Professor and jazz journalist Arnold Jay Smith, as part of the yearlong celebration of the 100th anniversary of the birth of Frank Sinatra, will offer “Sinatra in Hollywood,” a lecture that also features rare clips and insights on the artist on October 3, at Doc Rando Recital Hall, hosted by the Arnold Shaw Popular Music Research Center at the UNLV College of Fine Arts.

Brooklyn-born Smith has an MBA in Finance in addition to his more-than-abiding penchant for all things jazz. He was a pianist and bandleader in Jr. High School (now Middle School) and High School. Smith has written for Billboard, a columnist for Cash Box, on staff at Variety, and eventually became East Coast editor at Down Beat.

Smith has contributed to the New York Times, American Airlines’ “American Way” Magazine and Newsday, among other publications.

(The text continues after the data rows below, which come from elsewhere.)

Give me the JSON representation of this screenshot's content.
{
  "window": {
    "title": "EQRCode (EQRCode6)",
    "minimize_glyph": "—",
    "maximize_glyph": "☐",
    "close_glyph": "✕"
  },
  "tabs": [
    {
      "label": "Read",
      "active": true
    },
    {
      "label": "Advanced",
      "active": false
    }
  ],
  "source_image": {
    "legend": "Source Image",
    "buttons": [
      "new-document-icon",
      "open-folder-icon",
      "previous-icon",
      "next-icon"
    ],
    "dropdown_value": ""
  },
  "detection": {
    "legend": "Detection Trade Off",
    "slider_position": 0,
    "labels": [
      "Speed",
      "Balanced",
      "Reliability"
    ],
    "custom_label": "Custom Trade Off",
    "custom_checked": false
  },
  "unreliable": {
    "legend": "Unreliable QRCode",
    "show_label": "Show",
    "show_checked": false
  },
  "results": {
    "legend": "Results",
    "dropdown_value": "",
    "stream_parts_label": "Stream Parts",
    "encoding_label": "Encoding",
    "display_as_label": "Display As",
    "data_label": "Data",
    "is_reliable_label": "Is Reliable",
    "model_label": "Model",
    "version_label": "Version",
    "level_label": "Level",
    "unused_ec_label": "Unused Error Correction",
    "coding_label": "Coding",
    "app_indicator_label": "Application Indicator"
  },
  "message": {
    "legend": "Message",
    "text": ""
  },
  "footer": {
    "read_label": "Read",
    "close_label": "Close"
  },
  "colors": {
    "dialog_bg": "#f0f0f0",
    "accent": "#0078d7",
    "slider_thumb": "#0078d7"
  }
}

Upon returning from a secretly planned trip to Cuba in 1977 with Dizzy Gillespie, Stan Getz, Earl “Fatha” Hines and David Amram and with President Jimmy Carter’s blessings, he wrote for five publications about his adventure. It was his tapes of the Cuban Latin-jazz-rock group Irakere that launched the careers of Paquito d’Rivera, Arturo Sandoval and Chucho Valdes.

Smith has lectured at Michigan State University, Long Island University, Hofstra University and Borough of Manhattan Community College. He taught at New York University. His course, “Jazz Insights” ran for 26 years at the New School in NYC. He is currently an adjunct professor of Jazz History at New Jersey City University.

Smith’s vast archives are to be housed at the University of Nevada/Las Vegas (UNLV) where he lectures twice annually.